Tuesday, October 27, 2015

Caring For Friends

By Philip

I am so happy to have friends. Caring for my friends is accepting them as they are and helping them fare better in life.  I love being able to help. Caring for my friends addressing communication is giving my life an honest purpose. I most desire to make rpm (Rapid Prompting Method) and communication for autistics a priority. I want my nonverbal friends to have a voice to make their thoughts known and have more control in their lives. I have had my life change because of rpm. Meaningful communication came into action. Before I could do rpm, I was stuck in my mind. No one knew how much I knew and how I wanted to reach them to let them know I was with them, participating in their conversations even though I looked not to care.  I am heartfully advocating to give my nonverbal peers a chance to find their voices. Advocating for creating opportunities to make rpm available and accepted at school is important. My school practices rpm a lot. I love it there. Having teachers who understand me makes a purposeful education possible. Peace is achieved when communication is heard. I would like to help my friends escape their silent prisons and enter the world to enjoy it like everyone else. I long for a world in which all people have a voice. I hope to make more friends as I eagerly accept my life's quest.  Friends make life happy and memorable.
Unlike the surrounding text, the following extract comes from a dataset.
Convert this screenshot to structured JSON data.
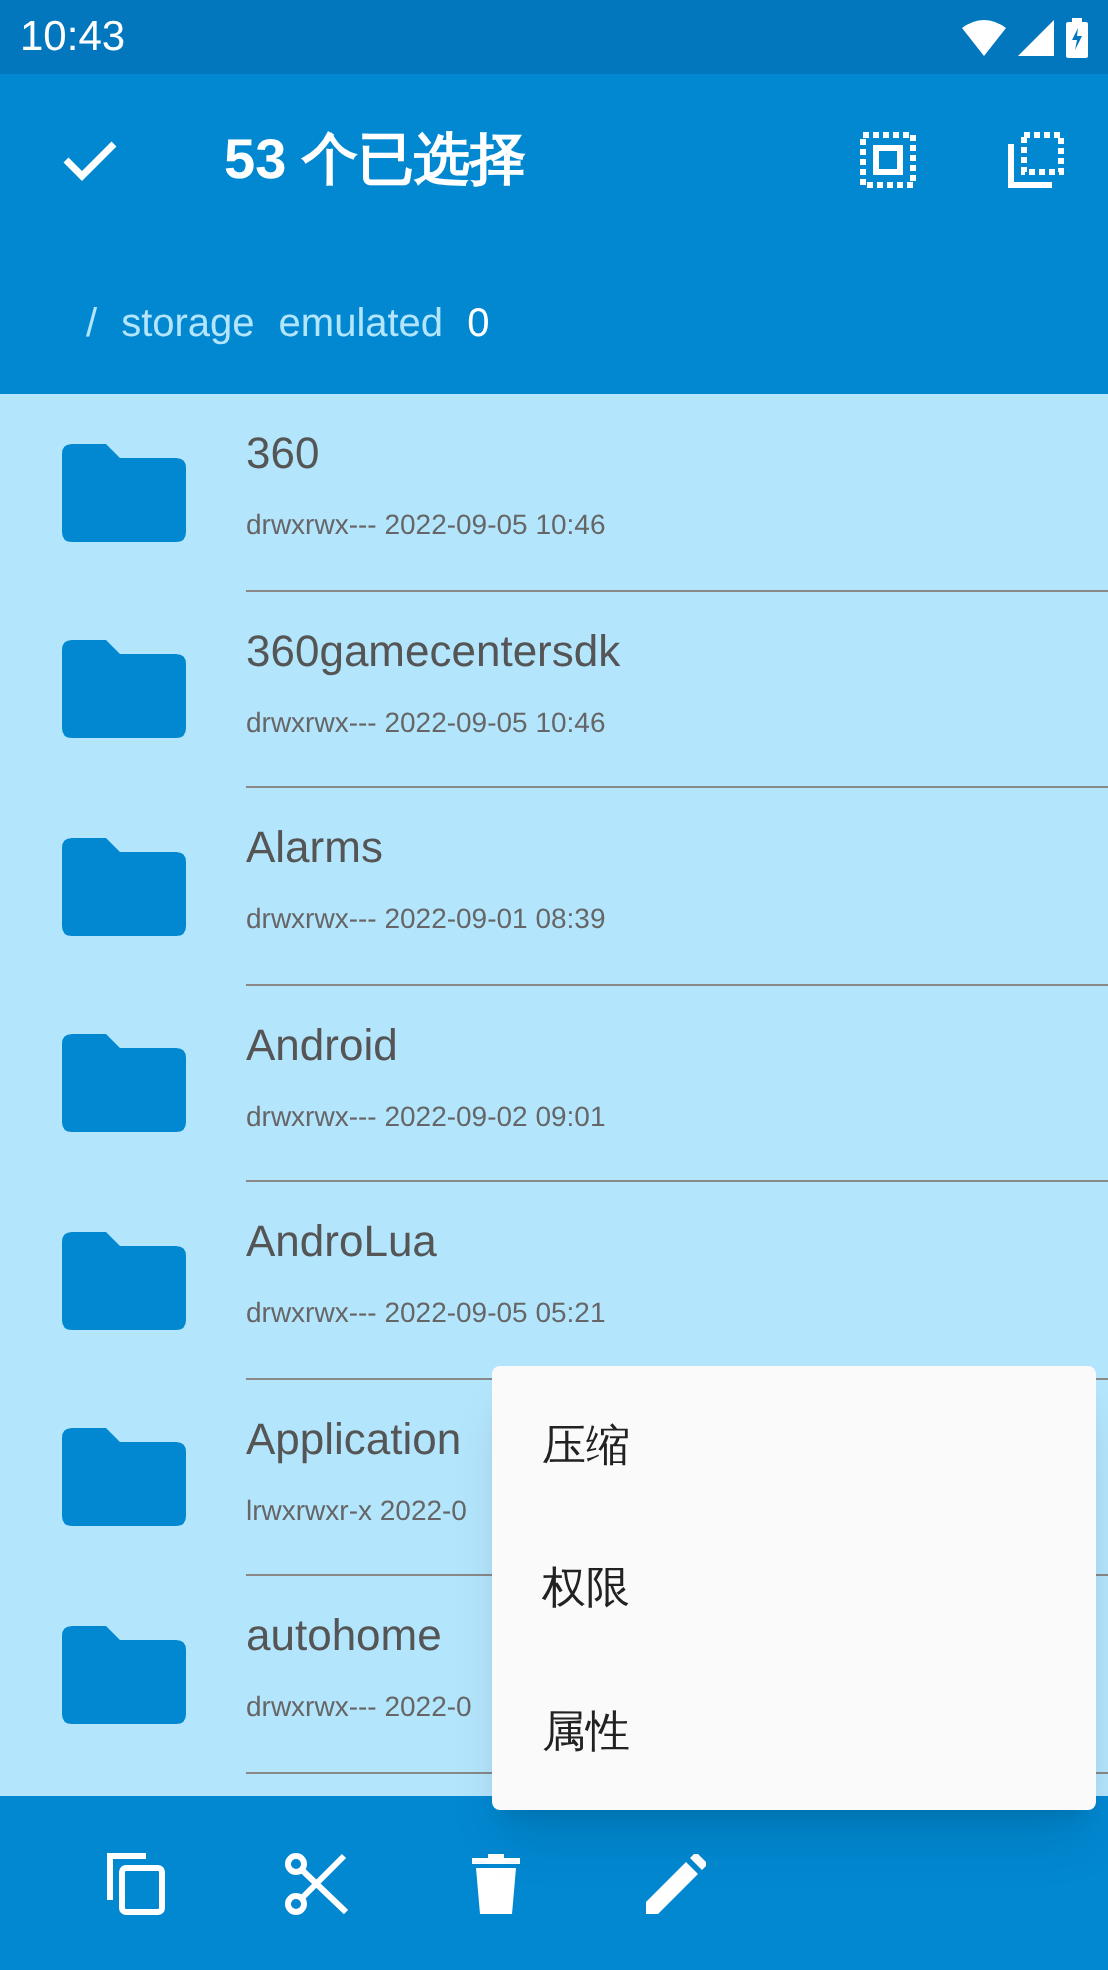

Copyright 2015 Philip Reyes.  All rights reserved.

Wednesday, October 21, 2015

Body Language

This post is a response to a comment from Anonymous:

Hi Philip! Since you are writing about some myths can you write about this? I hear very often that autistics have difficulty reading body language of those around them, especially in social interactions. But my personal experience is that autistics are very perceptive and often pick up on very small details. What is your experience?

I am very good at reading body language. I am good at reading facial expressions too. Many times I have to maintain my distance from people because I have too hard a time not getting distracted by small details like a fearful grimace or an unfriendly sneer. Those faces make me feel badly. I like faces that smile and relax. I am so soothed. I am sensitive to the moods of others. The hardest emotion to see is anger. It’s the worst because it makes me fear being helpless and unable to think. You should really control your anger around us. We can easily lose control of ourselves. In my case, I can get aggressive with people or injure myself. I practice staying away from angry people. It is good for me to be around positive people. Making life more relaxed and loving is good for me.

Copyright 2015 Philip Reyes.  All rights reserved.

Sunday, October 18, 2015

Philip's Letter to Parents

This is a letter from Philip to parents who have contacted him to address their fears and worries about their children diagnosed with autism. 

Dear Parents,
As an autistic boy, I want you to know I am happy. My autistic neurology makes me think very differently than most people. I can sense the world keenly, making me a very observant person. People make wrong assumptions about people who don't act like a typical person. Making assumptions about something as important as your child is dangerous if you make the wrong conclusions. I have lived the consequences of my parents' wrong assumptions. Being thought as retarded and in need of remedial education assigned me to many years of ABA and useless therapies based on neurotypical assumptions of autism. Man assumes many things they don't really know. The best way to know someone is to hear from them personally. The only way to hear from me has been through RPM (Rapid Prompting Method). I think most autistic people can make use of assistive means to communicate. Parents should look into learning more communication methods. Body awareness programs would also help a lot. My parents have done a lot of therapies. Making life as normal as possible and helping us to communicate is what makes the biggest difference in our lives. Please teach us interesting things.  Don’t just address the things you want to fix. Accept us the same way you want to be accepted yourself. Mainly, maintain an attitude of love and patience towards us. Making us feel loved is an essential part of helping us meet the challenges of living in this world.

September 2015

Copyright 2015 Philip Reyes.  All rights reserved.

Friday, October 2, 2015


By Philip

I think a hobby is an important thing to have. Many autistic people really need hobbies. If we have a hobby we can focus fast energy into an avenue of fun or expertise.  I make addressing autism in my blog a hobby. I am making a habit of writing so I can be an author some day. I am practicing maintaining my blog even when I am busy with school. Lately I have been wanting to try new things. I thank my mom for enrolling me in bike camp this past summer. I love to ride my bike. I feel so peaceful and free. Practicing to have patience in developing a hobby is hard. I am bad at moving my body, but with practice I can develop muscle memory to bike. Now I can bike each day.  Lots of very interesting hobbies can be had. People I know are into bowling, running, art, and swimming. If you do not have a hobby, I recommend you pursue one.

*For Rick who asked Philip about his interests and hobbies on Facebook and whom we had the pleasure to meet while in New Hampshire.  

 Philip's writings are included in this anthology of writings by people who communicate through typing.

 Biking with siblings.

Copyright 2015 Philip Reyes.  All rights reserved.